Bill Watterson of Calvin and Hobbes once said: "I like these cold, winter days. Days like these let you savor a bad mood." Our experiment is not so much license to savor bad moods as to savor the preciousness of warmth. We're saving pennies, yes, but we're also coming alive and paying a lot of attention to what it takes to warm our house or what it would have taken to warm a 19th-century Laura Ingalls Wilder pioneer home or 13th-century medieval, small-sized, or maybe very petite, castle.

Tonight Phaedra was upset that preparations for a dinner party were not turning out as she was wanting them to turnout. I in a well-intentioned effort sought to comfort her with positive speech: "It's not as bad as you think. Folks will love whatever you do. You have too high expectations; it'll be ok and probably more than ok. And besides, I love you." Foolish, I know. What she really needed was sympathy.
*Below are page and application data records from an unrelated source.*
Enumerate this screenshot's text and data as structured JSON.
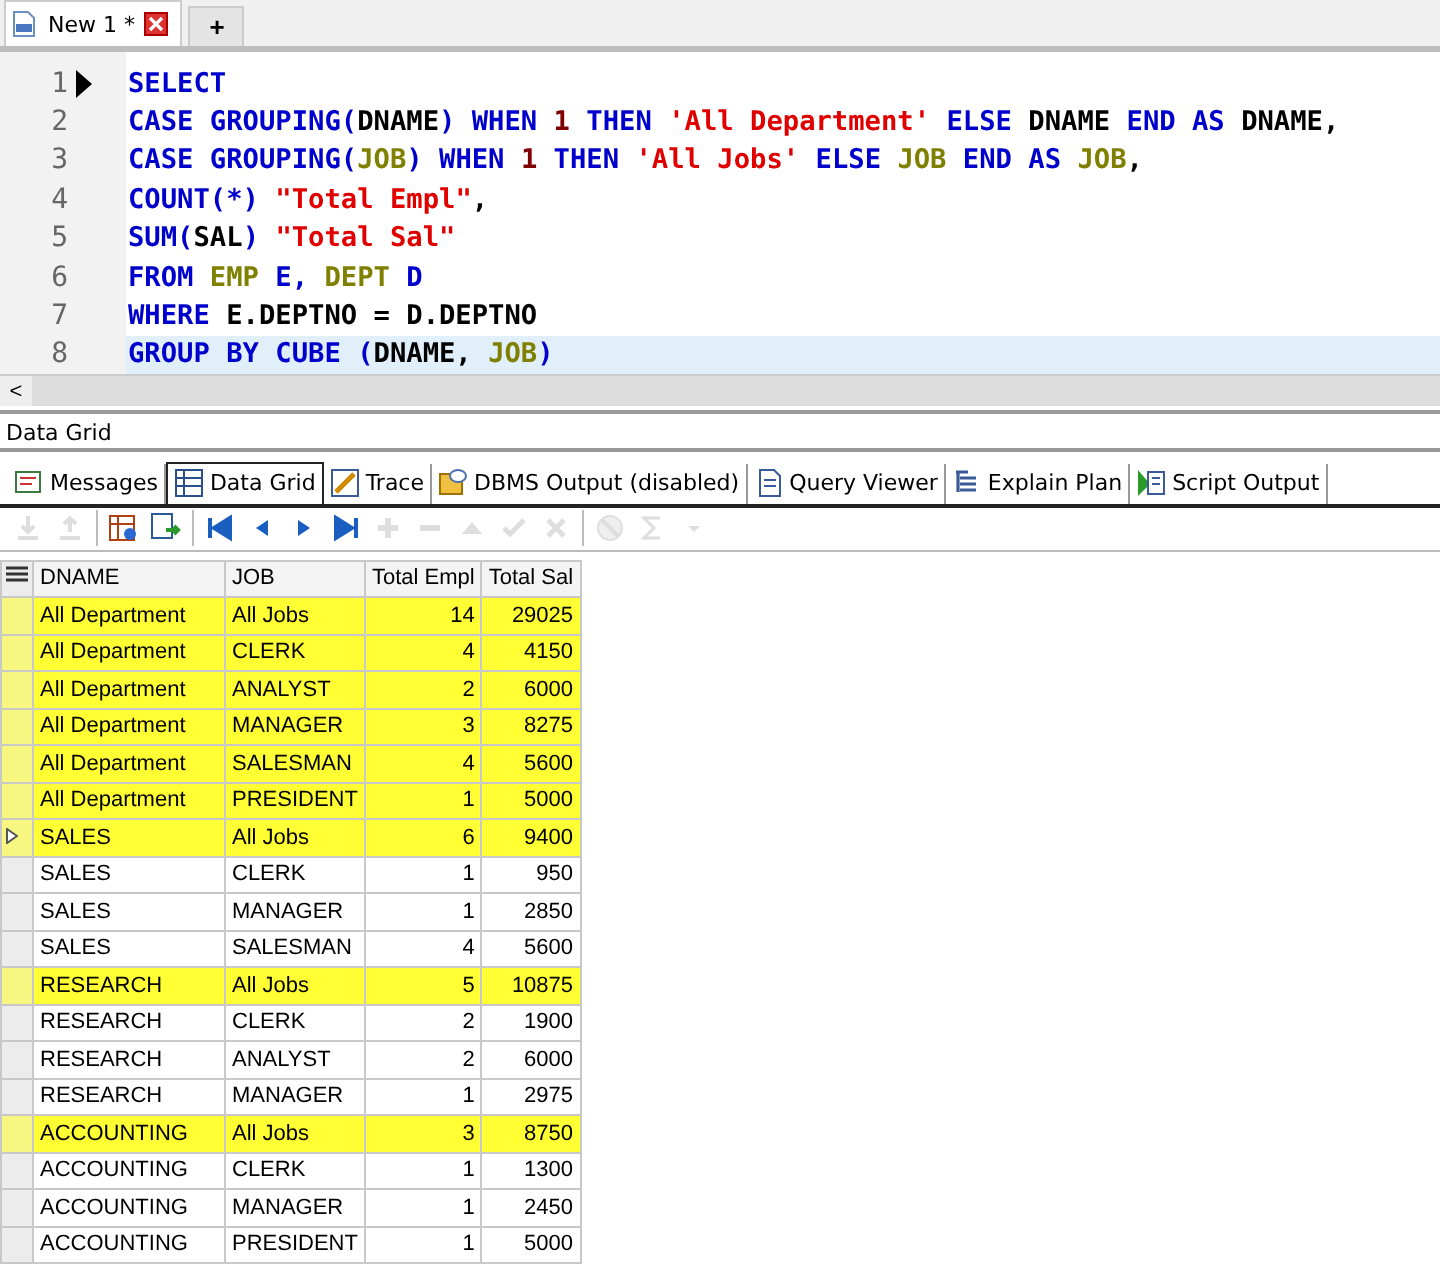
{
  "editor_tabs": [
    {
      "label": "New 1 *",
      "selected": true,
      "kind": "document"
    },
    {
      "label": "+",
      "selected": false,
      "kind": "add"
    }
  ],
  "editor": {
    "lines": [
      {
        "number": "1",
        "executing": true,
        "current": false,
        "tokens": [
          {
            "t": "SELECT",
            "kind": "kw"
          }
        ]
      },
      {
        "number": "2",
        "executing": false,
        "current": false,
        "tokens": [
          {
            "t": "CASE GROUPING(",
            "kind": "kw"
          },
          {
            "t": "DNAME",
            "kind": "plain"
          },
          {
            "t": ") WHEN ",
            "kind": "kw"
          },
          {
            "t": "1",
            "kind": "num"
          },
          {
            "t": " THEN ",
            "kind": "kw"
          },
          {
            "t": "'All Department'",
            "kind": "str"
          },
          {
            "t": " ELSE ",
            "kind": "kw"
          },
          {
            "t": "DNAME",
            "kind": "plain"
          },
          {
            "t": " END AS ",
            "kind": "kw"
          },
          {
            "t": "DNAME,",
            "kind": "plain"
          }
        ]
      },
      {
        "number": "3",
        "executing": false,
        "current": false,
        "tokens": [
          {
            "t": "CASE GROUPING(",
            "kind": "kw"
          },
          {
            "t": "JOB",
            "kind": "obj"
          },
          {
            "t": ") WHEN ",
            "kind": "kw"
          },
          {
            "t": "1",
            "kind": "num"
          },
          {
            "t": " THEN ",
            "kind": "kw"
          },
          {
            "t": "'All Jobs'",
            "kind": "str"
          },
          {
            "t": " ELSE ",
            "kind": "kw"
          },
          {
            "t": "JOB",
            "kind": "obj"
          },
          {
            "t": " END AS ",
            "kind": "kw"
          },
          {
            "t": "JOB",
            "kind": "obj"
          },
          {
            "t": ",",
            "kind": "plain"
          }
        ]
      },
      {
        "number": "4",
        "executing": false,
        "current": false,
        "tokens": [
          {
            "t": "COUNT(*) ",
            "kind": "kw"
          },
          {
            "t": "\"Total Empl\"",
            "kind": "str"
          },
          {
            "t": ",",
            "kind": "plain"
          }
        ]
      },
      {
        "number": "5",
        "executing": false,
        "current": false,
        "tokens": [
          {
            "t": "SUM(",
            "kind": "kw"
          },
          {
            "t": "SAL",
            "kind": "plain"
          },
          {
            "t": ") ",
            "kind": "kw"
          },
          {
            "t": "\"Total Sal\"",
            "kind": "str"
          }
        ]
      },
      {
        "number": "6",
        "executing": false,
        "current": false,
        "tokens": [
          {
            "t": "FROM ",
            "kind": "kw"
          },
          {
            "t": "EMP",
            "kind": "obj"
          },
          {
            "t": " E, ",
            "kind": "kw"
          },
          {
            "t": "DEPT",
            "kind": "obj"
          },
          {
            "t": " D",
            "kind": "kw"
          }
        ]
      },
      {
        "number": "7",
        "executing": false,
        "current": false,
        "tokens": [
          {
            "t": "WHERE ",
            "kind": "kw"
          },
          {
            "t": "E.DEPTNO = D.DEPTNO",
            "kind": "plain"
          }
        ]
      },
      {
        "number": "8",
        "executing": false,
        "current": true,
        "tokens": [
          {
            "t": "GROUP BY CUBE (",
            "kind": "kw"
          },
          {
            "t": "DNAME, ",
            "kind": "plain"
          },
          {
            "t": "JOB",
            "kind": "obj"
          },
          {
            "t": ")",
            "kind": "kw"
          }
        ]
      }
    ]
  },
  "scroll_left": "<",
  "panel_title": "Data Grid",
  "result_tabs": [
    {
      "label": "Messages",
      "kind": "messages",
      "selected": false
    },
    {
      "label": "Data Grid",
      "kind": "grid",
      "selected": true
    },
    {
      "label": "Trace",
      "kind": "trace",
      "selected": false
    },
    {
      "label": "DBMS Output (disabled)",
      "kind": "dbms",
      "selected": false
    },
    {
      "label": "Query Viewer",
      "kind": "viewer",
      "selected": false
    },
    {
      "label": "Explain Plan",
      "kind": "plan",
      "selected": false
    },
    {
      "label": "Script Output",
      "kind": "script",
      "selected": false
    }
  ],
  "toolbar": [
    {
      "kind": "download",
      "disabled": true
    },
    {
      "kind": "upload",
      "disabled": true
    },
    {
      "kind": "sep"
    },
    {
      "kind": "grid-settings",
      "disabled": false
    },
    {
      "kind": "grid-export",
      "disabled": false
    },
    {
      "kind": "sep"
    },
    {
      "kind": "first",
      "disabled": false
    },
    {
      "kind": "prev",
      "disabled": false
    },
    {
      "kind": "next",
      "disabled": false
    },
    {
      "kind": "last",
      "disabled": false
    },
    {
      "kind": "plus",
      "disabled": true
    },
    {
      "kind": "minus",
      "disabled": true
    },
    {
      "kind": "up",
      "disabled": true
    },
    {
      "kind": "check",
      "disabled": true
    },
    {
      "kind": "cross",
      "disabled": true
    },
    {
      "kind": "sep"
    },
    {
      "kind": "filter",
      "disabled": true
    },
    {
      "kind": "sigma",
      "disabled": true
    },
    {
      "kind": "caret",
      "disabled": true
    }
  ],
  "table": {
    "columns": [
      "DNAME",
      "JOB",
      "Total Empl",
      "Total Sal"
    ],
    "rows": [
      {
        "cells": [
          "All Department",
          "All Jobs",
          "14",
          "29025"
        ],
        "highlighted": true,
        "current": false
      },
      {
        "cells": [
          "All Department",
          "CLERK",
          "4",
          "4150"
        ],
        "highlighted": true,
        "current": false
      },
      {
        "cells": [
          "All Department",
          "ANALYST",
          "2",
          "6000"
        ],
        "highlighted": true,
        "current": false
      },
      {
        "cells": [
          "All Department",
          "MANAGER",
          "3",
          "8275"
        ],
        "highlighted": true,
        "current": false
      },
      {
        "cells": [
          "All Department",
          "SALESMAN",
          "4",
          "5600"
        ],
        "highlighted": true,
        "current": false
      },
      {
        "cells": [
          "All Department",
          "PRESIDENT",
          "1",
          "5000"
        ],
        "highlighted": true,
        "current": false
      },
      {
        "cells": [
          "SALES",
          "All Jobs",
          "6",
          "9400"
        ],
        "highlighted": true,
        "current": true
      },
      {
        "cells": [
          "SALES",
          "CLERK",
          "1",
          "950"
        ],
        "highlighted": false,
        "current": false
      },
      {
        "cells": [
          "SALES",
          "MANAGER",
          "1",
          "2850"
        ],
        "highlighted": false,
        "current": false
      },
      {
        "cells": [
          "SALES",
          "SALESMAN",
          "4",
          "5600"
        ],
        "highlighted": false,
        "current": false
      },
      {
        "cells": [
          "RESEARCH",
          "All Jobs",
          "5",
          "10875"
        ],
        "highlighted": true,
        "current": false
      },
      {
        "cells": [
          "RESEARCH",
          "CLERK",
          "2",
          "1900"
        ],
        "highlighted": false,
        "current": false
      },
      {
        "cells": [
          "RESEARCH",
          "ANALYST",
          "2",
          "6000"
        ],
        "highlighted": false,
        "current": false
      },
      {
        "cells": [
          "RESEARCH",
          "MANAGER",
          "1",
          "2975"
        ],
        "highlighted": false,
        "current": false
      },
      {
        "cells": [
          "ACCOUNTING",
          "All Jobs",
          "3",
          "8750"
        ],
        "highlighted": true,
        "current": false
      },
      {
        "cells": [
          "ACCOUNTING",
          "CLERK",
          "1",
          "1300"
        ],
        "highlighted": false,
        "current": false
      },
      {
        "cells": [
          "ACCOUNTING",
          "MANAGER",
          "1",
          "2450"
        ],
        "highlighted": false,
        "current": false
      },
      {
        "cells": [
          "ACCOUNTING",
          "PRESIDENT",
          "1",
          "5000"
        ],
        "highlighted": false,
        "current": false
      }
    ]
  }
}
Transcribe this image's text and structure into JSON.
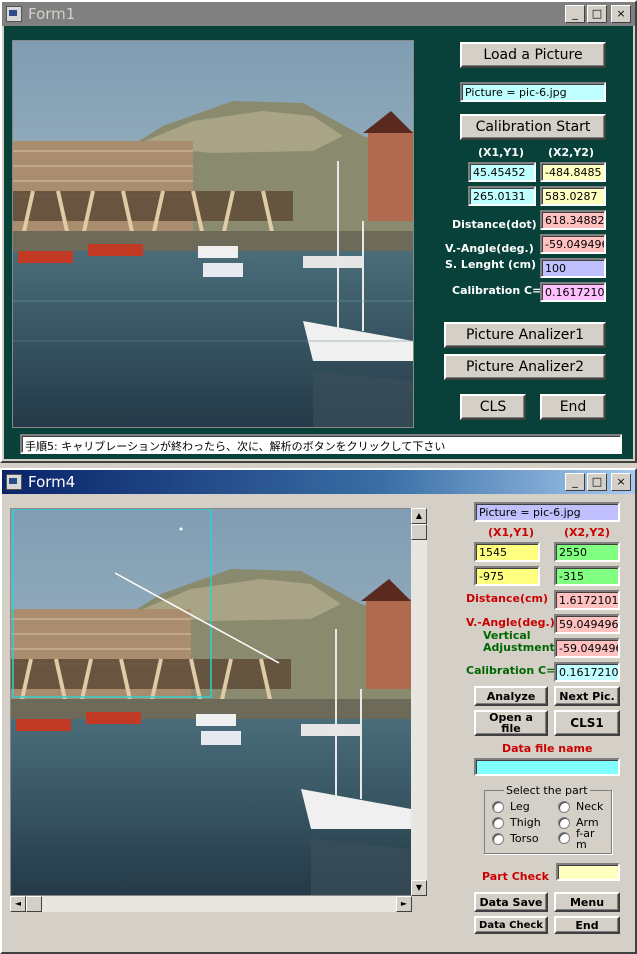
{
  "form1": {
    "title": "Form1",
    "load_button": "Load a Picture",
    "picture_field": "Picture = pic-6.jpg",
    "calibration_button": "Calibration Start",
    "x1y1_header": "(X1,Y1)",
    "x2y2_header": "(X2,Y2)",
    "x1_value": "45.45452",
    "x2_value": "-484.8485",
    "y1_value": "265.0131",
    "y2_value": "583.0287",
    "distance_label": "Distance(dot)",
    "distance_value": "618.3488262",
    "vangle_label": "V.-Angle(deg.)",
    "vangle_value": "-59.0494968",
    "slength_label": "S. Lenght (cm)",
    "slength_value": "100",
    "calibration_label": "Calibration C=",
    "calibration_value": "0.16172101",
    "analizer1_button": "Picture Analizer1",
    "analizer2_button": "Picture Analizer2",
    "cls_button": "CLS",
    "end_button": "End",
    "status_text": "手順5: キャリブレーションが終わったら、次に、解析のボタンをクリックして下さい",
    "window_buttons": {
      "minimize": "_",
      "maximize": "□",
      "close": "×"
    }
  },
  "form4": {
    "title": "Form4",
    "picture_field": "Picture = pic-6.jpg",
    "x1y1_header": "(X1,Y1)",
    "x2y2_header": "(X2,Y2)",
    "x1_value": "1545",
    "x2_value": "2550",
    "y1_value": "-975",
    "y2_value": "-315",
    "distance_label": "Distance(cm)",
    "distance_value": "1.61721015",
    "vangle_label": "V.-Angle(deg.)",
    "vangle_value": "59.0494968",
    "vertical_label_1": "Vertical",
    "vertical_label_2": "Adjustment",
    "vertical_value": "-59.0494968",
    "calibration_label": "Calibration C=",
    "calibration_value": "0.16172101",
    "analyze_button": "Analyze",
    "next_button": "Next Pic.",
    "open_file_button_1": "Open a",
    "open_file_button_2": "file",
    "cls1_button": "CLS1",
    "data_file_label": "Data file name",
    "data_file_value": "",
    "group_label": "Select the part",
    "parts": {
      "leg": "Leg",
      "neck": "Neck",
      "thigh": "Thigh",
      "arm": "Arm",
      "torso": "Torso",
      "forearm_1": "f-ar",
      "forearm_2": "m"
    },
    "part_check_label": "Part Check",
    "part_check_value": "",
    "data_save_button": "Data Save",
    "menu_button": "Menu",
    "data_check_button": "Data Check",
    "end_button": "End",
    "window_buttons": {
      "minimize": "_",
      "maximize": "□",
      "close": "×"
    },
    "scroll": {
      "left": "◄",
      "right": "►",
      "up": "▲",
      "down": "▼"
    }
  },
  "colors": {
    "form1_bg": "#08403a",
    "title_active": "#0a246a",
    "title_inactive": "#808080",
    "cyan_field": "#c0ffff",
    "yellow_field": "#ffffc0",
    "pink_field": "#ffc0c0",
    "lavender_field": "#c0c0ff",
    "green_field": "#80ff80",
    "pink_vivid": "#ffc0ff"
  }
}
She needed me to say: "I'm sorry things aren't turning out as you'd imagined. That stinks. I know you had great plans. They're good plans. Don't lose heart. I'm with you." Sym-pathos: feeling with. I'm reminded of that very strange passage in the Proverbs: "As he that taketh away a garment in cold weather, and as vinegar upon nitre, so is he that singeth songs to an heavy heart" (25:20). What the heck is nitre?

Whatever it is, it involves cold weather and inappropriate songs. Phaedra and I are waking up these days with a lot of garments in mind. There's no pajama lounging around our house. But there is a greater sense of noticing very simple things that can easily be taken for granted: cold and warm, coats and no coats, the privilege of modern Utilities and the absence of Utilities, and the money to be able to pay or not pay for them. It's a silly exercise perhaps. No Nobel prizes awared for our efforts, and none needed. But I guess you can say it's our way of slowing down and trying, by God's grace, to pay attention to the details of our lives. Staying awake. Being alert. And countering as best we can the temptation to take (American) life for granted.